BOBBY: I’m not sure that I agree that the Yankees put themselves in a worse position by starting Paxton/Severino to open the series. In fact, I think that is them putting themselves in the best position to be up 2-0 (although, as we all know, the best-laid plans of mice and men go oft awry). I love Tanaka and I always have, but Paxton and Severino are a cut above to me.
Also, I just don’t buy the home/road splits for Tanaka at all. He’s always been a bit worse on the road, to be sure, but this year’s are so stark because of the two disaster starts in London and Fenway. Those starts happened, but they’re also pretty clearly outliers that are skewing the overall data. Nevertheless, I think it’s a bit reductive to assume he won’t be effective on the road just because of this.

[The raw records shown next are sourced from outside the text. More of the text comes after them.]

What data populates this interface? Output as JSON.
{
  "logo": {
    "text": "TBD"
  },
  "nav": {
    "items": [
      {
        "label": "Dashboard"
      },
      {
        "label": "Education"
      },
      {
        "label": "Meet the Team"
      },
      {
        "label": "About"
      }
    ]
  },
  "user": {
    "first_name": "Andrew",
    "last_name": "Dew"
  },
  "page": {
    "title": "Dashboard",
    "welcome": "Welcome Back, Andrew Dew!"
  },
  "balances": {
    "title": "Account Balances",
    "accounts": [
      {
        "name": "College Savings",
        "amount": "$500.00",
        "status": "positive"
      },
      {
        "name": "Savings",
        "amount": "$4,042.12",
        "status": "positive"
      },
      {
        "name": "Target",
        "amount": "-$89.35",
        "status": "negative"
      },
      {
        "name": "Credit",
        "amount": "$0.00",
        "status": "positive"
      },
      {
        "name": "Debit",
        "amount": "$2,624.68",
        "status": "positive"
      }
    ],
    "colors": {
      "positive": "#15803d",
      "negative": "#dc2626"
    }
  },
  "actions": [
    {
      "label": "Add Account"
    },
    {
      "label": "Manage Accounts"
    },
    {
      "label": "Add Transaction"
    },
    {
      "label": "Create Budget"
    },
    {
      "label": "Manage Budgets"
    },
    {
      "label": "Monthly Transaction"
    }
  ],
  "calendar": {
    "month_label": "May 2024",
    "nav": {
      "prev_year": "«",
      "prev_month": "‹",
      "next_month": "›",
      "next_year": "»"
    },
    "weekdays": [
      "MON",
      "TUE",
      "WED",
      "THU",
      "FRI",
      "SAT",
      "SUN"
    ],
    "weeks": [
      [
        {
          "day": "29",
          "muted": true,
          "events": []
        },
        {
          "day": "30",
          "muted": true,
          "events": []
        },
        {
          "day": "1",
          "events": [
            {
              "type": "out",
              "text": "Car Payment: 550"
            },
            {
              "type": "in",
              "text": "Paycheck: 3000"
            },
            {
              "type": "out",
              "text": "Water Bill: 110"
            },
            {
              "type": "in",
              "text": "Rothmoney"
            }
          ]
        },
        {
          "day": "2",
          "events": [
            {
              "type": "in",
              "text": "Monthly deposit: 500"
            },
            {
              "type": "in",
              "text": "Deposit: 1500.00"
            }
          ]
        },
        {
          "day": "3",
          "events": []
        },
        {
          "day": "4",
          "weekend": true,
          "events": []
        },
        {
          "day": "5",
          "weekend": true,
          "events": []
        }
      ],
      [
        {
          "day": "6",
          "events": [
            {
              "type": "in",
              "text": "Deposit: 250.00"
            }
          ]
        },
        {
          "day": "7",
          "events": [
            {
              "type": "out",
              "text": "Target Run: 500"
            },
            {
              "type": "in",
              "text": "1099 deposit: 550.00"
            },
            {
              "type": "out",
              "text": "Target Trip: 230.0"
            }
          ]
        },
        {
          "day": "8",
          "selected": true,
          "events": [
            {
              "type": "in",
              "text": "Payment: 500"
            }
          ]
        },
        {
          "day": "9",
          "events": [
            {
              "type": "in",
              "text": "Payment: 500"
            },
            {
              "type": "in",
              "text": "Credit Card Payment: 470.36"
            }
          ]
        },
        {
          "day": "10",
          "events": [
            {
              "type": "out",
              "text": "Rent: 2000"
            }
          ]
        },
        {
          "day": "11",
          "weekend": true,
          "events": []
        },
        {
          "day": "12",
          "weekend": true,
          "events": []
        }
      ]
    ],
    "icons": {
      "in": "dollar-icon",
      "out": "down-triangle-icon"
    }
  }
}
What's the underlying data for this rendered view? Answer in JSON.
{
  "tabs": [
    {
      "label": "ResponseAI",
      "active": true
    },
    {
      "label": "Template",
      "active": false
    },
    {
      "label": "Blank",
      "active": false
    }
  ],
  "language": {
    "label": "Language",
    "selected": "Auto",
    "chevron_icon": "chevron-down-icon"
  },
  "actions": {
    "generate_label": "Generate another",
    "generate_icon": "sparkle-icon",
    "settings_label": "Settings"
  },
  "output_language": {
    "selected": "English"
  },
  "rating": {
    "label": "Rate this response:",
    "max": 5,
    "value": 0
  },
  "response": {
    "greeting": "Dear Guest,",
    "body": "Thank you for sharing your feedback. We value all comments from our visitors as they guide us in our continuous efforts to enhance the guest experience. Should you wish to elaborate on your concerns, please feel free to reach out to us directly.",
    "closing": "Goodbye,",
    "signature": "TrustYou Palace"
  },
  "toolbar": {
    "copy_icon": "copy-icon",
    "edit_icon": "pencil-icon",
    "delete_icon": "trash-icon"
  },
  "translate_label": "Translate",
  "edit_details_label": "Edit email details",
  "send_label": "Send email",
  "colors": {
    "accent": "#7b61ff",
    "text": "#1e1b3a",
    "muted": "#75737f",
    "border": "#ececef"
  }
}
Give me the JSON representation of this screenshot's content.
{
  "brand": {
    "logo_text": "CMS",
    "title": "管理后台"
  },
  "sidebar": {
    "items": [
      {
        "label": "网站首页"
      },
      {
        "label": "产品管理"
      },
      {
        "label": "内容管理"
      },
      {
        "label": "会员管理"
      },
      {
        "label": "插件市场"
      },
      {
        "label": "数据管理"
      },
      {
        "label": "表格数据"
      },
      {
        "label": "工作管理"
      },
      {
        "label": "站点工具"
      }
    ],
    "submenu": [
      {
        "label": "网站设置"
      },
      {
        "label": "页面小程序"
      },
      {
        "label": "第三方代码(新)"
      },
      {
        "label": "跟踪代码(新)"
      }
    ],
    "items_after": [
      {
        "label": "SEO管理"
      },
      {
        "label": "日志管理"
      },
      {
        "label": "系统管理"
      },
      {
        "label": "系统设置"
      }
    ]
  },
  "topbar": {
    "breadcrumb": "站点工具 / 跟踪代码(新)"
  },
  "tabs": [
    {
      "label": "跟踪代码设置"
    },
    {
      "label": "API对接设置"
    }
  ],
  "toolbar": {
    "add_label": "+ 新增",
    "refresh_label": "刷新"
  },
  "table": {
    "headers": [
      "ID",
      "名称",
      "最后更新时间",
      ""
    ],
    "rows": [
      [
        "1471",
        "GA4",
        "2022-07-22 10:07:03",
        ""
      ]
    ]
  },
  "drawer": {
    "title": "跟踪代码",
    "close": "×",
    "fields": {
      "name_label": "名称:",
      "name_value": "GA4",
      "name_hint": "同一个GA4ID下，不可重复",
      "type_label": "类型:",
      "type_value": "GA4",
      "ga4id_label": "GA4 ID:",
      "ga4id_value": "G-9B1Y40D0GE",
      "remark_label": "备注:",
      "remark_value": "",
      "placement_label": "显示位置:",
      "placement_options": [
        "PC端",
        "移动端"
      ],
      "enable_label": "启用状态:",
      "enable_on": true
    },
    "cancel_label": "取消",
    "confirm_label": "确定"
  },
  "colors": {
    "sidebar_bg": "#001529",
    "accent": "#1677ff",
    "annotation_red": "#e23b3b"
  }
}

Ultimately, I trust Tanaka to weather the Minnesota storm no matter the situation–regardless of whether the Yanks are up 2-0, tied 1-1, or (God forbid) losing 2-0, I trust Masahiro on the mound. In fact, I trust him on the bump more than any other pitcher on the team in those situations. My man has always been a fierce competitor (he does have a 1.50 playoff ERA) and I can’t think of a big start for which he hasn’t shown up. I don’t expect that to change, no matter where he pitches or under what circumstances.
RANDY: A lot has been made of these two disaster starts skewing Tanaka’s road numbers, but he’s only pitched fifteen more innings at home than on the road. I don’t see how two poor starts out of 16 appearances is a strong enough sample to just dismiss as outliers. He simply didn’t perform as well on the road as one would hope. We can’t dismiss the clear difference in performance simply because of two bad starts. We’re not excluding two good performances as outliers in a pretty pedestrian season overall so it isn’t appropriate to dismiss the poor ones as outliers.
I love Masahiro Tanaka. He is a fierce competitor and a proven playoff pitcher. Again, my point is to put him in the best possible position to succeed. I especially think this is necessary if you take a peek at his Statcast rankings. He is below average in K%, exit velocity, xBA and xSLG. He’s also giving up the most hard hit contact in his career since Statcast was introduced. This doesn’t feel like the best profile to match up with a super slugging team in their own ballpark.
At the end of the day, I believe the Yankees are the superior team. The AL Central reminds me of the AFC South in the NFL. One team greatly benefits from the weak division. This Twins team is better than past editions, but I wouldn’t consider them elite. Regardless of how the Yankees set up their rotation, it feels like their starters will perform well before giving it up to the bullpen. I believe Bobby and I can agree on that.
BOBBY: I guess we’ll have to see how it all plays out. I hear the point about setting Tanaka up for success by starting him in the Bronx, I’m just don’t put as much stock into those splits as you do. But anyway, I think it’s time to wrap up. And yes–we certainly agree on that last point. The Twins are no joke, as our coverage this week will illustrate, and they will be tough. But I am confident that the Yankees will get the job done no matter how they line up their rotation. I’m excited to watch it all play out.
I just have one last question before wrapping this up: is it Friday yet?